Boulter and colleagues also made use of two small molecule inhibitors of the WNT pathway to evaluate whether the WNTs were indeed driving cancer progression (3). WNT-C59 is a PORCN inhibitor that prevents secretion of WNTs by blocking post-translational O-linked palmitoylation (18), while ICG-001 blocks the interaction of β-catenin with the co-activator CTBP1 (5). These drugs had a modest effect in vitro (3), a finding that is consistent with previous reports that autocrine WNT signaling is not essential for proliferation in standard tissue culture conditions (18). However, both of these WNT pathway inhibitors showed efficacy in mouse xenograft and rat carcinogen-induced CC without overt toxicity.
Together, the results from the study by Boulter et al. provide a strong case for the role of stroma-produced WNTs, especially macrophage-derived WNT7B, in the progression and maintenance of sporadic human CCs. Equally importantly, they demonstrate the efficacy of small molecule inhibitors of the WNT pathway in animal models of this disease (3). As related drugs are now in human trials, these findings may quickly translate into new therapies for this difficult disease.
It is not clear why these CCs are particularly sensitive to WNTs. Macrophages can be induced to secrete WNT7B by inflammatory mediators; however, this does not regularly result in cancer. One possible explanation is that sporadic CCs have a mutagen-induced genetic or epigenetic lesion that results in WNT sensitization. At this point, the existence of such lesions is only speculative due to the absence of sequence data from these specific tumors. Mutations in RNF43 or ZNRF3, or translocations in RSPO2 and RSPO3 are candidates that should be examined further in this disease (13, 21). Epigenetic loss of WNT inhibitors such as DKK1 and secreted frizzled-related proteins (SFRPs) may also contribute to WNT sensitivity (22). Mutations in the genes encoding APC and β-catenin are unlikely to be causal in the PORCN inhibitor–sensitive tumors, as these mutations activate the WNT/β-catenin pathway downstream of the site of action of PORCN inhibitors. It is unlikely that physiologic WNT expression by macrophages alone is sufficient to drive carcinogenesis, but WNTs could be important cofactors required for sustaining tumor growth. One tantalizing possibility is that that other currently unknown regulators of WNT sensitivity are involved. For example, if loss of function of a ubiquitin ligase, such as RNF43, contributes to cancer, perhaps upregulation of a ubiquitin-specific protease that stabilizes frizzleds or LGR5 could have a similar effect.

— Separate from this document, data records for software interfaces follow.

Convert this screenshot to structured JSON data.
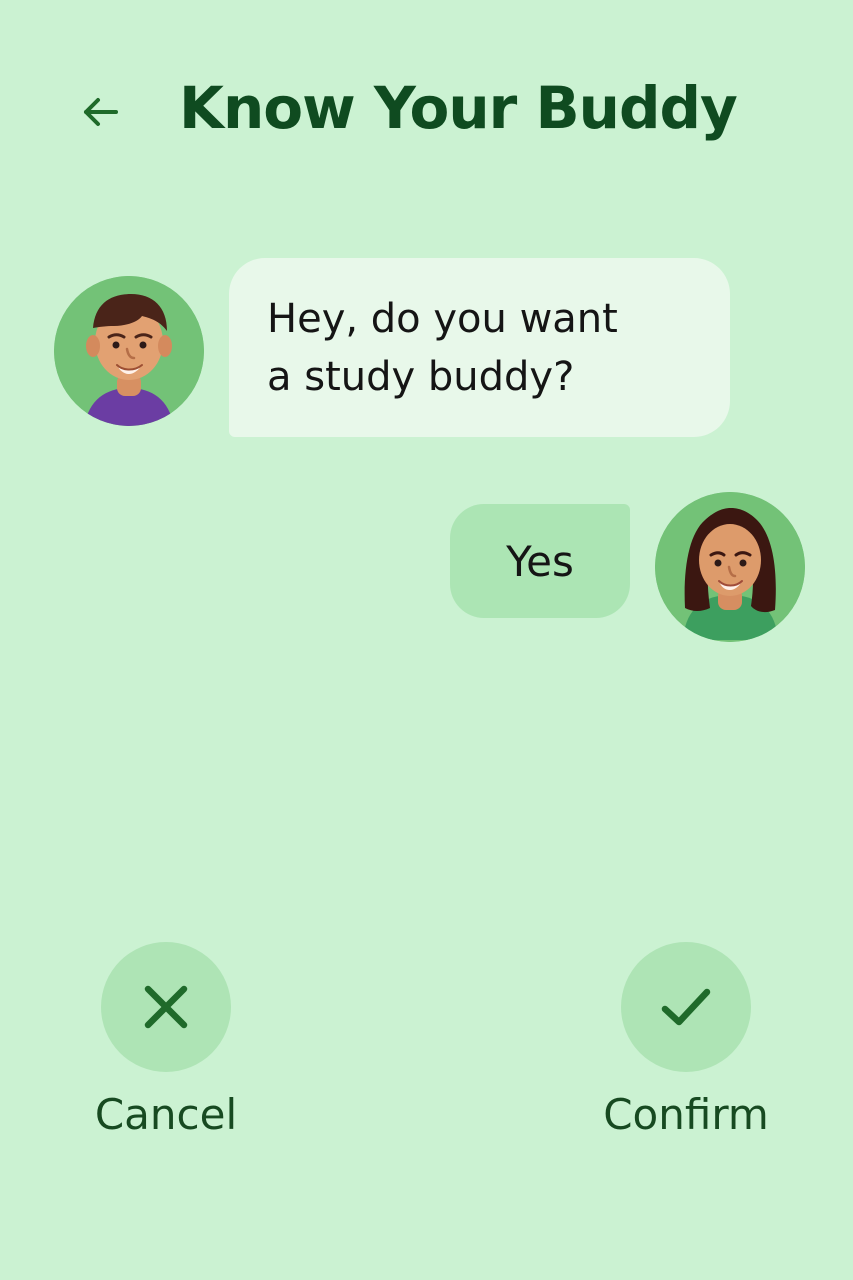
{
  "header": {
    "title": "Know Your Buddy",
    "back_icon": "arrow-left-icon"
  },
  "messages": [
    {
      "sender": "buddy",
      "text": "Hey, do you want\na study buddy?"
    },
    {
      "sender": "user",
      "text": "Yes"
    }
  ],
  "actions": {
    "cancel_label": "Cancel",
    "confirm_label": "Confirm",
    "cancel_icon": "close-icon",
    "confirm_icon": "check-icon"
  },
  "colors": {
    "background": "#cbf2d2",
    "title": "#0f4b20",
    "incoming_bubble": "#e8f8ea",
    "outgoing_bubble": "#ace5b4",
    "action_circle": "#aee4b5",
    "accent": "#1f6a2a"
  }
}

There are still many lessons to be learned from the WNT pathway. The study of uncommon diseases such as fluke-associated CC can provide insights into the more common sporadic form of the disease. And as this study demonstrates, after thirty years of study, the WNT pathway still contains both surprises and important clinical opportunities. The recent advances in the development of WNT pathway inhibitors holds promise for patients with WNT-driven cancers. Boulter et al. now add sporadic CC to this list.
David Virshup is supported in part by the National Research Foundation Singapore through a Singapore Translational Research (STaR) Investigatorship award administered by the Singapore Ministry of Health’s National Medical Research Council.
Conflict of interest: David M. Virshup is a co-holder of a patent for a PORCN inhibitor.
Reference information: J Clin Invest. 2015;125(3):975–977. doi:10.1172/JCI80819.
See the related article at WNT signaling drives cholangiocarcinoma growth and can be pharmacologically inhibited.